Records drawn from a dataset
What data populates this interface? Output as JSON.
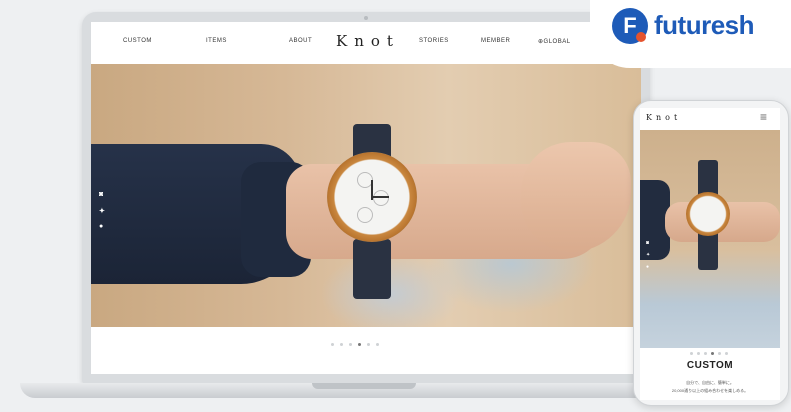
{
  "laptop": {
    "nav": {
      "custom": "CUSTOM",
      "items": "ITEMS",
      "about": "ABOUT",
      "logo": "Knot",
      "stories": "STORIES",
      "member": "MEMBER",
      "global": "⊕GLOBAL"
    },
    "carousel": {
      "slides": 6,
      "active_index": 3
    }
  },
  "phone": {
    "logo": "Knot",
    "menu_icon": "hamburger-icon",
    "section_title": "CUSTOM",
    "copy_line1": "自分で、自由に、簡単に。",
    "copy_line2": "20,000通り以上の組み合わせを楽しめる。"
  },
  "badge": {
    "letter": "F",
    "brand": "futuresh"
  },
  "colors": {
    "brand_blue": "#1e5bb8",
    "brand_orange": "#e5532e"
  }
}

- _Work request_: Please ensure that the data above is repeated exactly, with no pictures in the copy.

- _Response_:
What data populates this interface? Output as JSON.
{
  "laptop": {
    "nav": {
      "custom": "CUSTOM",
      "items": "ITEMS",
      "about": "ABOUT",
      "logo": "Knot",
      "stories": "STORIES",
      "member": "MEMBER",
      "global": "⊕GLOBAL"
    },
    "carousel": {
      "slides": 6,
      "active_index": 3
    }
  },
  "phone": {
    "logo": "Knot",
    "menu_icon": "hamburger-icon",
    "section_title": "CUSTOM",
    "copy_line1": "自分で、自由に、簡単に。",
    "copy_line2": "20,000通り以上の組み合わせを楽しめる。"
  },
  "badge": {
    "letter": "F",
    "brand": "futuresh"
  },
  "colors": {
    "brand_blue": "#1e5bb8",
    "brand_orange": "#e5532e"
  }
}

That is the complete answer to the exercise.